__ACTION ITEM__.
Collect every line below that contains the word "revisions".

[Interface dataset entries]
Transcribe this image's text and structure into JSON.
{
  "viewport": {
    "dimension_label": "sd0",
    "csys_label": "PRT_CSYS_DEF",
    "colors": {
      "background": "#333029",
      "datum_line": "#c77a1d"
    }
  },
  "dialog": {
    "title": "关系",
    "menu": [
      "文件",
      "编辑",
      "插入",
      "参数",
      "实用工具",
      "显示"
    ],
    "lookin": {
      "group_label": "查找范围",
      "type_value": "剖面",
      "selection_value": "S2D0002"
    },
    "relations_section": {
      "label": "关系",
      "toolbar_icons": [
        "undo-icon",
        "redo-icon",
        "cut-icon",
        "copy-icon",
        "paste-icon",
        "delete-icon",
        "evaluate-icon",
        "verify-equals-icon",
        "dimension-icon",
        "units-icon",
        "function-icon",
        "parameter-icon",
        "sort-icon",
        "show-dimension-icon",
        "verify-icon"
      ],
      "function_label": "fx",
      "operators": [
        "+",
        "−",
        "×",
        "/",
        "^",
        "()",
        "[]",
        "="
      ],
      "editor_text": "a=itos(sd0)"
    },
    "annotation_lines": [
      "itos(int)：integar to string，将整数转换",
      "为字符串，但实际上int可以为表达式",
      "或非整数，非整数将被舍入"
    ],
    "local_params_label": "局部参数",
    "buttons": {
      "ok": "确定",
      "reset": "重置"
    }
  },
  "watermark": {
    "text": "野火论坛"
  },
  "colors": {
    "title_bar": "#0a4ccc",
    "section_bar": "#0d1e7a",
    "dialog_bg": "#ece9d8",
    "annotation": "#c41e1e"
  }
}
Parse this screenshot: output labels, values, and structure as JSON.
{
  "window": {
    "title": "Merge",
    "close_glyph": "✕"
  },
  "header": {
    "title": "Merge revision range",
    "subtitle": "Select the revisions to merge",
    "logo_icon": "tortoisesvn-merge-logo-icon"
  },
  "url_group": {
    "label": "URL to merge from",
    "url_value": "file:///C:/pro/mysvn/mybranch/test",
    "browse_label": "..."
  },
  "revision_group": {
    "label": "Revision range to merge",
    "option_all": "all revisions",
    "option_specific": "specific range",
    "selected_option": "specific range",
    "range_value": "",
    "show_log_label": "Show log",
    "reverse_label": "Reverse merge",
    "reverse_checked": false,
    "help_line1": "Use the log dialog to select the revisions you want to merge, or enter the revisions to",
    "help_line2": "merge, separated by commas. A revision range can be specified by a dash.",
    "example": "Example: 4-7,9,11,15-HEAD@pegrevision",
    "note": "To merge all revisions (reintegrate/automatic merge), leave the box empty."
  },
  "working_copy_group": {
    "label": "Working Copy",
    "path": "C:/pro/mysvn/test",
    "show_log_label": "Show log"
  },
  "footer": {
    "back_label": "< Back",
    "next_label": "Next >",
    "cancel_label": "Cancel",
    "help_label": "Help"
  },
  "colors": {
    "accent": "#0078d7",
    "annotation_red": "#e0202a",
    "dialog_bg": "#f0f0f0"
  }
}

__OUTPUT OF THE EXERCISE__.
    "subtitle": "Select the revisions to merge",
    "option_all": "all revisions",
    "help_line1": "Use the log dialog to select the revisions you want to merge, or enter the revisions to",
    "note": "To merge all revisions (reintegrate/automatic merge), leave the box empty."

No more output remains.